It has been an exciting journey of jewelry design and lifestyle changes.
I was asked, “What are you going to do once you retire”? I really didn’t have a concrete plan. After 40 years of examining 18-20 patients a day, asking, “which is better one or two”? of having a routine that didn’t detour very often, I didn’t want to say exactly how I was going to spend my time. Clean my closets, work in the garden, take photography lessons, travel more, walk more, design jewelry, write, take more classes. Some of the thoughts that were floating in my head. After talking to some of my long-time, retired patients and friends, some gave me various suggestions: expand your hobby, get a part-time job, volunteer, travel, do nothing. I have done a combination of all the above.
I finally changed the time on my clocks and watches from ten minutes fast to the correct time. I turned off the alarm on my bedside clock. Some retired friends said that every day was Saturday. I didn’t want to take that mindset as I like the idea that I can make a plan or not. l enjoy being spontaneous. Do Saturday chores during the week or not.
I got a chance to read the newspapers and magazines that I had accumulated, read some books, enjoyed my house. I chopped tree branches, trimmed vines, planted flowers. Listening to music helped keep me focused and motivated. Scrolled and posted a lot more on social media. I also wanted to see how my spending would be once I stopped getting a paycheck every two weeks. I realized that with some adjustments, I could live on less and maintain my lifestyle. I started cooking from some of the recipes I had saved online and from tv. I entertained a bit more, enjoyed preparing meals, decorating the table with fresh flowers, candles and a creative tablescape. Elicited diverse topic conversations from my guests.
I still sit on the Optometry Alumni Board, write and edit articles, submit photographs for my National organization.
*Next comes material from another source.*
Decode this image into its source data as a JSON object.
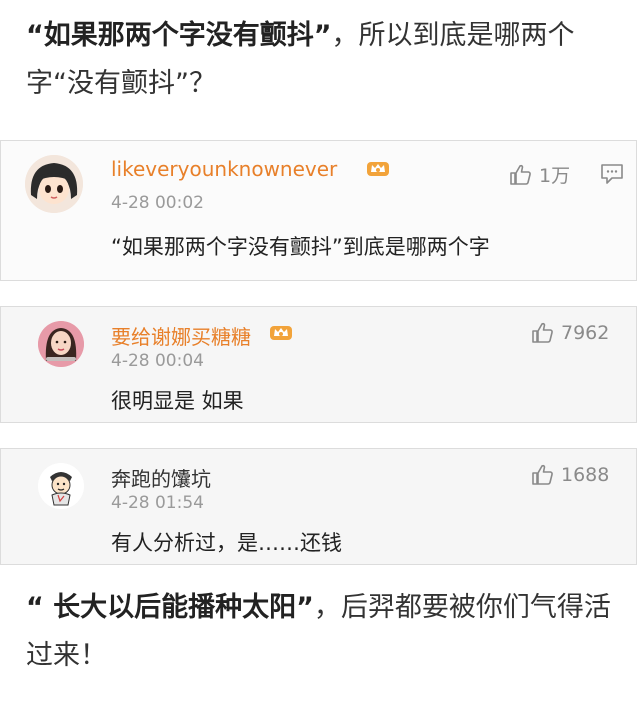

Some days I can just sit and watch the neighborhood cats chill on the hillside behind my house. I can watch the squirrels maneuver and flit from tree to tree in my backyard. I have time to reflect on the good times and memories I enjoy with people I love. This has been my life for the first six months of retirement. I am anticipating the next few months and years, taking one step, one day at a time. I’m choosing to pursue my happiness through creative endeavors.